— Elizabeth Smith

You know what?  I do know that.  Because there are a few of you out there, who continue to remind me that there is kindness and goodness yet in the world, if I will only take my eyes off myself and turn them outward and upward.  I guess this is just my way of retracting some hastily spoken, selfish words and replacing them with something more beautiful.  And it is my way of saying thank you to every one of you (and you know who you are) who have reached out to me in friendship this past year and said in your own precious ways... "We're not letting go." You've taught me more about unconditional love and faithfulness than I could ever.. have imagined.

Summer Concert With Ed and Lexy

Ed Page, lead guitarist for the Horn Dogs, plays Paper Mill Island on a beautiful summer night in Baldwinsville on July 29, 2014.

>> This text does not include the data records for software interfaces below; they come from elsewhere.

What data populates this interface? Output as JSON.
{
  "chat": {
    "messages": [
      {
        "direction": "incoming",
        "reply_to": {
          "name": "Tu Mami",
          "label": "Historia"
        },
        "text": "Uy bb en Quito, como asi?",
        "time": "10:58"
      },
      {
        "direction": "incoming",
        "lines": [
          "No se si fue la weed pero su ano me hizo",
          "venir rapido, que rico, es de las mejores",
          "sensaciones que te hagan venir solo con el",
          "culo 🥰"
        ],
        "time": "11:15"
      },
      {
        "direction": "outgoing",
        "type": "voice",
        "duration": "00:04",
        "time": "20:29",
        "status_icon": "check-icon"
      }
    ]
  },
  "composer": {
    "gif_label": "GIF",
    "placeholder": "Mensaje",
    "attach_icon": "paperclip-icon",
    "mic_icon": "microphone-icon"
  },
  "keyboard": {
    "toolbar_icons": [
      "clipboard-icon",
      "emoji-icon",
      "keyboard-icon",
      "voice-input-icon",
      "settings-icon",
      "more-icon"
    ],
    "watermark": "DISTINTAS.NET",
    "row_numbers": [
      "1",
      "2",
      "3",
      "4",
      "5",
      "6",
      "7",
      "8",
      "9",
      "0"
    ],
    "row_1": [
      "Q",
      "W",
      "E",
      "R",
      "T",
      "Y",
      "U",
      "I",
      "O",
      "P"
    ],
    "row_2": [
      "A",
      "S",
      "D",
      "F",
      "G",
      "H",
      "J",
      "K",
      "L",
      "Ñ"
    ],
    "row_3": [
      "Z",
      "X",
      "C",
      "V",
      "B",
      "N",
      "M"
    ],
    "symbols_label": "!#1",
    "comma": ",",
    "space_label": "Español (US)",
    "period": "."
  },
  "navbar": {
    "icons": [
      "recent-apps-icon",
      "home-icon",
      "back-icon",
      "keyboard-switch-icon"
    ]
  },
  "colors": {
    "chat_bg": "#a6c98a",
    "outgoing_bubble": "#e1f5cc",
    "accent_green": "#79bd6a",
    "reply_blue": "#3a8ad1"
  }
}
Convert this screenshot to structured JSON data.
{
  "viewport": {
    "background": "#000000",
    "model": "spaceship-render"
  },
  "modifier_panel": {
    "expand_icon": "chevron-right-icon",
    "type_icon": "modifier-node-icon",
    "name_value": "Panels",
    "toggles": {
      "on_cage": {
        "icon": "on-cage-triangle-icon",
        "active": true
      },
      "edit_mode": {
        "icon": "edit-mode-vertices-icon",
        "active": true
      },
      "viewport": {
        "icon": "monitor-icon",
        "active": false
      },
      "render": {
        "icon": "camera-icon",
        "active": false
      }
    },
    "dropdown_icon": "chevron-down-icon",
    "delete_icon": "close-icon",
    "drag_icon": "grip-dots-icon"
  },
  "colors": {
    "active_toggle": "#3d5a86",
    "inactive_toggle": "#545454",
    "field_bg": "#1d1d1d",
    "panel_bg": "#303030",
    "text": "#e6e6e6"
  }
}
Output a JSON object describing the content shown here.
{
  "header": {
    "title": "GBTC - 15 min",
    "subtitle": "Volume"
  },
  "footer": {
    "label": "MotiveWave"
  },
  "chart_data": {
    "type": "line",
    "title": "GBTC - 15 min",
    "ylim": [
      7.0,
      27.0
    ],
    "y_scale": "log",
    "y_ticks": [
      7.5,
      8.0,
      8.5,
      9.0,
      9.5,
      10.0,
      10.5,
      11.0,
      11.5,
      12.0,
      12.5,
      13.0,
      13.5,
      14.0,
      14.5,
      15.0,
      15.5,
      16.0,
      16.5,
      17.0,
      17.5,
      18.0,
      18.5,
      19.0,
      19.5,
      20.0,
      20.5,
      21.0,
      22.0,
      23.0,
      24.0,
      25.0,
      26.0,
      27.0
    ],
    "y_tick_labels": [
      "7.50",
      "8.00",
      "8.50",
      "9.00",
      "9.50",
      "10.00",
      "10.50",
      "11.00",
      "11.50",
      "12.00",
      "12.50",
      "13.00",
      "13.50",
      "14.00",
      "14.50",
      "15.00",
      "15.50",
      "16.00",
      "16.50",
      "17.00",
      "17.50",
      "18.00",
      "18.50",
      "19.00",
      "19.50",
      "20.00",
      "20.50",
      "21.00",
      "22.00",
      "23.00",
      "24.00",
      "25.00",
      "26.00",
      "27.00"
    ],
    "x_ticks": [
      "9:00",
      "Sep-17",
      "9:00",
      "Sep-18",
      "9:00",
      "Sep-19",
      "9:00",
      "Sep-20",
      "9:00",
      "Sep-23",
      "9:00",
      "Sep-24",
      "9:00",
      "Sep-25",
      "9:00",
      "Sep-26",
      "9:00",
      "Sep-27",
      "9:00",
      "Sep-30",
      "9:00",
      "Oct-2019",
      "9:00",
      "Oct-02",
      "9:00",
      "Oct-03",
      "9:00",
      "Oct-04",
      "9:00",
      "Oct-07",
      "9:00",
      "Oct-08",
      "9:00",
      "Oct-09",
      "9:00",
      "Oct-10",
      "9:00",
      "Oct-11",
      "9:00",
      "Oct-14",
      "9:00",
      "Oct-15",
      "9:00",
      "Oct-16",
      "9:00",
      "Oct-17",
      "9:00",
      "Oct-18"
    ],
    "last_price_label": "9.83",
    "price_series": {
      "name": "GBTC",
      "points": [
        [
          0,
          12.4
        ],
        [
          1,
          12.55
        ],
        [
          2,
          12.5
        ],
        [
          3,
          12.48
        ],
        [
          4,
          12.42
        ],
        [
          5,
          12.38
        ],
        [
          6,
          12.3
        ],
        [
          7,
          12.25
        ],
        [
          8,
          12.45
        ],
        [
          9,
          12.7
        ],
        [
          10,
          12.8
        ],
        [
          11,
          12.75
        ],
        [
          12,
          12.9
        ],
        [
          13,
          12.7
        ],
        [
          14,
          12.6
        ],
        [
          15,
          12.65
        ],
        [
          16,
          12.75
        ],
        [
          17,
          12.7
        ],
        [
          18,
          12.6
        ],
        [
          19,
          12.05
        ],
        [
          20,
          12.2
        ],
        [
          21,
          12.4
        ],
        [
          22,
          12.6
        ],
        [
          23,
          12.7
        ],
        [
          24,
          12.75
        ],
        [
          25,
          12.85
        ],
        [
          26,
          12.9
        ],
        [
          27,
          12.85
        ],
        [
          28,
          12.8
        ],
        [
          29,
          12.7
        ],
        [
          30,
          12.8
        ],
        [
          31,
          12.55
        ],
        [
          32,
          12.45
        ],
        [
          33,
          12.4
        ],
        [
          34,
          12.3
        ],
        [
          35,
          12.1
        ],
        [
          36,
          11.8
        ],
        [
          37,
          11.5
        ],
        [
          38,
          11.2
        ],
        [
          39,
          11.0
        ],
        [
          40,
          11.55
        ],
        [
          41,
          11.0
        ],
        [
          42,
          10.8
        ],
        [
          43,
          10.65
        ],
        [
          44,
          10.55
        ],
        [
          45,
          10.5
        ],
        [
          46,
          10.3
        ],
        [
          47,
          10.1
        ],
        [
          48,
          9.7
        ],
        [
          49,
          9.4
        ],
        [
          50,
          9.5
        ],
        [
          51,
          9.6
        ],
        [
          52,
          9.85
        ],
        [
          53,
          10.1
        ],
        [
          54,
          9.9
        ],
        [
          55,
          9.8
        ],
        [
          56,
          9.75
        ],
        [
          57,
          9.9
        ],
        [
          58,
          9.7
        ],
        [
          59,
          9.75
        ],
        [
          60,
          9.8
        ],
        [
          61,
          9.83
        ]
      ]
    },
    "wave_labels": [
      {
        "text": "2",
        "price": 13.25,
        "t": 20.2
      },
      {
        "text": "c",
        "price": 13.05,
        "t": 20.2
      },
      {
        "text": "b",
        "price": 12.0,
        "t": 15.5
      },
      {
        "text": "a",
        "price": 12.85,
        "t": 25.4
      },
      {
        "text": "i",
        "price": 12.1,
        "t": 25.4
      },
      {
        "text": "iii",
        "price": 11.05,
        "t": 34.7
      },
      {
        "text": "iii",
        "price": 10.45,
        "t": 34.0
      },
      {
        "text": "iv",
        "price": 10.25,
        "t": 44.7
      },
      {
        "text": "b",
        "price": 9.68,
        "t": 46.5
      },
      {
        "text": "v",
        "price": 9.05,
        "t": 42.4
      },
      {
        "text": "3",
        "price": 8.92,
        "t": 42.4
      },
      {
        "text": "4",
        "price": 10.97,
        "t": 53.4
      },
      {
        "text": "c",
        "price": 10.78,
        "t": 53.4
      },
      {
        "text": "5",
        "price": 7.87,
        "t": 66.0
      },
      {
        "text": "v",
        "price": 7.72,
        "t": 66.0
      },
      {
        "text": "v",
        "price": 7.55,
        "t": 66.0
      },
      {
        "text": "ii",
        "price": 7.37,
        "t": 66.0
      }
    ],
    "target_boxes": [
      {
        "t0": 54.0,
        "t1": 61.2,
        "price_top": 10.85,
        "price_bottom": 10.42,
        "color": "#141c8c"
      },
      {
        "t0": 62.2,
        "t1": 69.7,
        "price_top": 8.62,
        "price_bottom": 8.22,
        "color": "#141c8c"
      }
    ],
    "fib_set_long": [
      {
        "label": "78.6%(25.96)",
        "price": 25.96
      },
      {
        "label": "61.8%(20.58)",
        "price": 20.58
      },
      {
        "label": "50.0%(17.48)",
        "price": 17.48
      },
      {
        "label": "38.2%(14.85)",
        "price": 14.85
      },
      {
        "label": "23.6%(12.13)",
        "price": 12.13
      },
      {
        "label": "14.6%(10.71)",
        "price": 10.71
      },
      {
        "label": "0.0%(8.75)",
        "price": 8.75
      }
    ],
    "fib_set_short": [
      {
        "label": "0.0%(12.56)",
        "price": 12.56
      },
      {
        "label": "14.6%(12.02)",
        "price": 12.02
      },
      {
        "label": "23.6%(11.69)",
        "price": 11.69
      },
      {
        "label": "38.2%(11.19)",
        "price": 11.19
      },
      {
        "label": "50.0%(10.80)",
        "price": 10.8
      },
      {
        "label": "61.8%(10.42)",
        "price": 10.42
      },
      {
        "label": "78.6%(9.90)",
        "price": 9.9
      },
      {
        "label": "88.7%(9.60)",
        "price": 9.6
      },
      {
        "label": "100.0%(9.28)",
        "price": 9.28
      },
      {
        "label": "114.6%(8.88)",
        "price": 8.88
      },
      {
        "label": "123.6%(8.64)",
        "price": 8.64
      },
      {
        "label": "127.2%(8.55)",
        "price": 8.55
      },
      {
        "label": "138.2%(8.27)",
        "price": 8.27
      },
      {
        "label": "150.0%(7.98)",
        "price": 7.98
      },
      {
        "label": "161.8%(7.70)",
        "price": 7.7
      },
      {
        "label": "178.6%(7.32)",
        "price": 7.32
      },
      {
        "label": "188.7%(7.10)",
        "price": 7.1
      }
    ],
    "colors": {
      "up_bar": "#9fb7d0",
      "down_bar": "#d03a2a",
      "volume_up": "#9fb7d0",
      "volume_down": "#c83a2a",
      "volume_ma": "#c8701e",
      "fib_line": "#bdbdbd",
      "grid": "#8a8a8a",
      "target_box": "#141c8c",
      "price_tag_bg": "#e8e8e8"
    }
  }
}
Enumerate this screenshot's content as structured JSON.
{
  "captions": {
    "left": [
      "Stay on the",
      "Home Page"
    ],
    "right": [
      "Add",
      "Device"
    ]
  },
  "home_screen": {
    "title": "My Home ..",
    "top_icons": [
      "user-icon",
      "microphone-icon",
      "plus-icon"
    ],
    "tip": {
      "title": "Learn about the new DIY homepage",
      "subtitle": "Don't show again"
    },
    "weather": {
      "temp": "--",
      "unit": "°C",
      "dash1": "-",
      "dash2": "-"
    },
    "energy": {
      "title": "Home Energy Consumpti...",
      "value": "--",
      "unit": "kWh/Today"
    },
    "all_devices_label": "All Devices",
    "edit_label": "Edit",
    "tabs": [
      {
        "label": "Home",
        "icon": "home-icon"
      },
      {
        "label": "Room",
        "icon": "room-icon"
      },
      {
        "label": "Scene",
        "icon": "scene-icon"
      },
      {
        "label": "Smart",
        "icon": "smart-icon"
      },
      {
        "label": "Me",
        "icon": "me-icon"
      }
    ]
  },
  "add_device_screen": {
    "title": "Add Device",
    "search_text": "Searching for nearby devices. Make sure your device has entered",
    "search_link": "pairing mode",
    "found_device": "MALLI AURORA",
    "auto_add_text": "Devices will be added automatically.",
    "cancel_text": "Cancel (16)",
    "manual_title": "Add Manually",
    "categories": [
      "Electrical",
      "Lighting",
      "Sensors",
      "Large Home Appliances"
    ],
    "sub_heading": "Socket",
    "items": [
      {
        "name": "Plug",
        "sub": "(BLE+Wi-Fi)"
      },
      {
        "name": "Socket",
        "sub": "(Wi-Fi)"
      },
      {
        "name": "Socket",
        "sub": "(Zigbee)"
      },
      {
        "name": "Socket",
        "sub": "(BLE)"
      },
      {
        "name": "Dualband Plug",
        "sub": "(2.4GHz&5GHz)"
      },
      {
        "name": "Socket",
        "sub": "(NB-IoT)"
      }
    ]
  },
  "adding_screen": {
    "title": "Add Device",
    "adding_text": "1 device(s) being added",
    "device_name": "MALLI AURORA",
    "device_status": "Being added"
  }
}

Had a great time out at Paper Mill Island in Baldwinsville last night, hangin' with my friend Lexy Page on a perfect summer night that felt more like fall.  Her husband Ed is lead guitar and vocalist for his band The Horn Dogs and he led the crowd on a joy filled musical journey for an hour and a half that ended with a splash on Jerry Lee Lewis' Great Balls of Fire!  There was laughter and dancing and at one point, the guys even came out into the middle of the crowd and played right in front of me so I could get a few close ups.  Live events are so fun!

July is quickly winding to a close.  I hope you are all enjoying your summer as much as I am!

Beautiful Things Don't Ask For Attention

To see the world, things dangerous to come to, to see behind walls, draw closer, to find each other, and to feel. That is the purpose of life.
— Life Magazine Motto, The Secret Life of Walter Mitty

There is a scene at the end of the movie The Secret Life of Walter Mitty where Walter asks Sean who is sitting on top of a mountain waiting for a chance to get just one shot of a beautiful snow leopard in the wild... when he's gonna take the shot.  He responds...

Sometimes I don’t. If I like a moment, for me, personally, I don’t like to have the distraction of the camera. I just want to stay in it. They call the snow leopard the ghost cat. Never lets itself be seen. Beautiful things don’t ask for attention.
— The Secret Life of Walter Mitty

I have thought of that one scene maybe more than any other scene from a movie in a really long time.  I knew I had a shot of a snow leopard in my library and I went looking for it today, lingering over it for some time.  How often do I just accept things, without conviction of the heart?  How many other things in my life am I doing or allowing simply because they are easy, convenient, or entertaining... accepting when I should be questioning?  

For me, these days... those are some pretty important questions and as I stared at this photograph, I think I realized it's time for me to figure out how I alone.. would answer them.